While there are undoubtedly lots of ideas and interesting visuals here, I found it harder to engage with than Sokurov’s brilliant Russian Ark, which is much more straightforward (in as much as a one take, single shot film about Russian history and art set within The Hermitage can be straightforward). Francofonia has a similar aim: the Louvre is the main setting while the director examines the relationship between museums, culture and European history, particularly the Nazi occupation of Paris. Sadly there were bits that I didn’t/couldn’t follow; instead I kept thinking about Frederick Wiseman’s documentary National Gallery, and how that film said so much more to me about the role of a large museum and how it affects and reflects society. (**½)

Great Expectations

The opening sequence is held up by BFI as a masterpiece of editing (David Lean was an editor before he was a director), and repeat viewing of the first two or three minutes really does highlight the subtlety of the transitions (in fact I’m more impressed by the cuts as Pip kneels by his parents’ grave and then gets back up than by the sudden, jolting appearance of Magwitch that so surprised audiences in the past). It’s a shame then, that this otherwise magnificent Dickens adaptation is tarnished a little by the rushed pacing near the end as Pip and Miss Estella reconvene. A necessary result of adapting such a big novel, perhaps. Oh, and can I add my name to the list of people who refuse to buy John Mills as a 20-year-old?! (****½)


Watching for a second time in as many weeks as it’s covered in a film course I’m taking, which is currently looking at lighting in German Expressionism, early editing techniques and sound. The course materials have shed plenty of light on why Murnau is as revered as he is, particularly from a technical point of view, and this is undoubtedly the template for later vampire movies; it’s sad, then, that its impact has been lessened somewhat by the sheer number of vampire films that have followed. (****)

Where You’re Meant To Be

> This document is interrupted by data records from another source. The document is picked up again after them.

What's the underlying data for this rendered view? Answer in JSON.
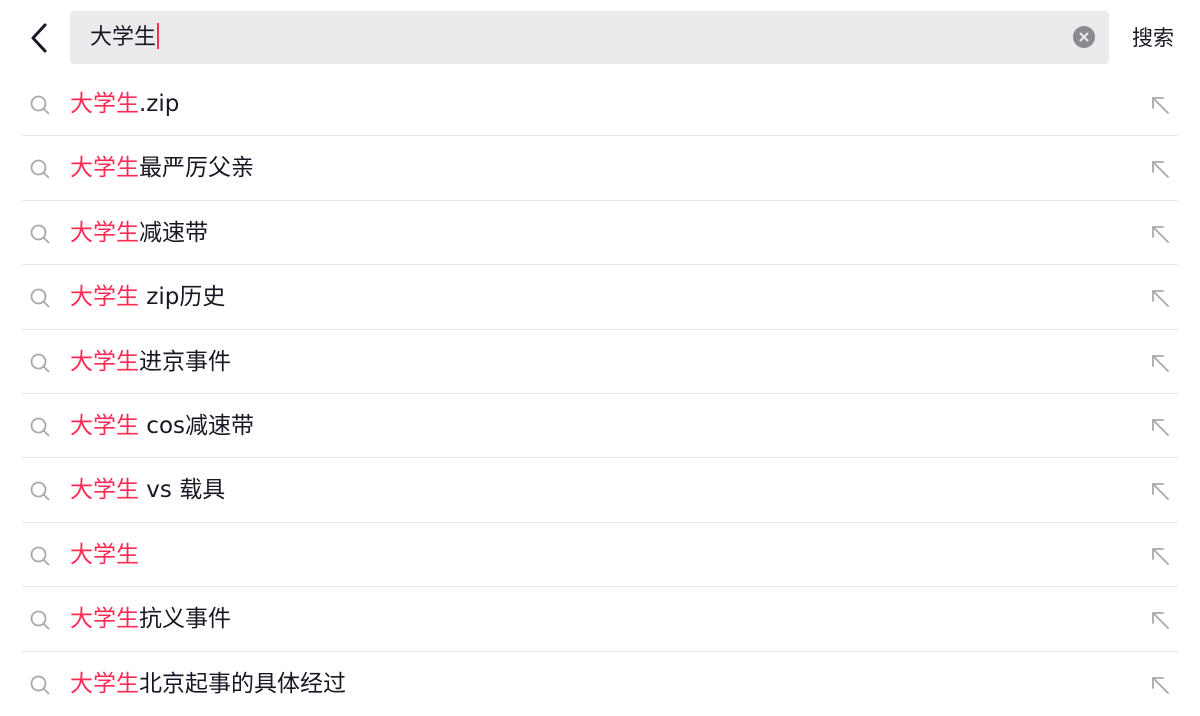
{
  "header": {
    "back_icon": "chevron-left-icon",
    "query": "大学生",
    "clear_icon": "clear-circle-icon",
    "submit_label": "搜索"
  },
  "accent_color": "#fe2c55",
  "suggestions": [
    {
      "highlight": "大学生",
      "rest": ".zip"
    },
    {
      "highlight": "大学生",
      "rest": "最严厉父亲"
    },
    {
      "highlight": "大学生",
      "rest": "减速带"
    },
    {
      "highlight": "大学生",
      "rest": " zip历史"
    },
    {
      "highlight": "大学生",
      "rest": "进京事件"
    },
    {
      "highlight": "大学生",
      "rest": " cos减速带"
    },
    {
      "highlight": "大学生",
      "rest": " vs 载具"
    },
    {
      "highlight": "大学生",
      "rest": ""
    },
    {
      "highlight": "大学生",
      "rest": "抗义事件"
    },
    {
      "highlight": "大学生",
      "rest": "北京起事的具体经过"
    }
  ]
}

By chance – or as much as this could ever be by chance – I find myself watching a second Chemikal Underground-related documentary in two days. This one follows Aidan Moffat, former Arab Strap singer, as he seeks to reinterpret a number of traditional Scottish folk songs, bringing them up to date with lyrics about bloodied, fighting neds, text messages, cheap sex and so on, and mainly performing them in the unfamiliar environs of small rural clubs where many of the patrons prefer the originals. He runs into opposition and hostility from some crowds, and also from the late Sheila Stewart, a traditional folk singer, who fiercely defends the original songs, which she has been singing all her life and predate her by hundreds of years. It’s a thoroughly interesting documentary that pits the old against the new, tradition against modernity, and even the countryside against the city, but ultimately finds common ground between it all and plenty of life left in the old ditties. Moffat’s self-deprecating style – which seems to stay the same whether he’s on stage or off – is a treat; he’s a very smart and very funny guy. A lovely watch. (****)

Lost In France

Presumably the target audience for this documentary is quite small, given that it’s about Glasgow’s Chemikal Underground records, an indie label that had some success in the 1990s and early 2000s (it was home at one point or other to Bis, Mogwai, The Delgados, Franz Ferdinand, Arab Strap, etc). I really like the label – Mogwai and The Delgados being among my favourite bands of the past 20 years – so I guess it’s no surprise that I enjoyed the film. It’s fairly straightforward: in the late 1990s several CU bands played a festival in a small French town together, and they return to the scene for this doc, older and possibly slightly wiser; it’s a charming and nostalgic trip down memory lane with the key figures offering plenty of anecdotes and reminiscences. (***½)

The Edge Of Seventeen

This is another of those widely-revered movies that didn’t quite measure up for me, though please don’t take that the wrong way. I do think that Kelly Fremon Craig’s screenplay for this coming of age film is sharper and wittier than most within the genre – certainly this millennium – and that Hailee Steinfeld is impressive in the lead role, but The Edge Of Seventeen ultimately seems constricted by its own genre and it’s the dialogue that you’ll remember, not the plot, which is by-the-by (and hits most (if not all) of the beats you usually find in such a film at the exact points you expect to find them). So, for me, it’s not a classic-in-waiting, but it is very enjoyable, and I recommend it. Woody Harrelson’s good value, too, as a laid-back teacher who masks his concern about Steinfeld’s Nadine Franklin with indifference. (***½)


A rewatch of one of my favourite films of 2016, in which five Turkish sisters are imprisoned by their ultra-conservative guardians following a rather innocent incident involving some local boys. It’s a brilliant film about defiance, sisterhood and freedom, and Lale (played superbly by Güneş Şensoy) is still one of the best movie characters of the past few years. 👊👊👊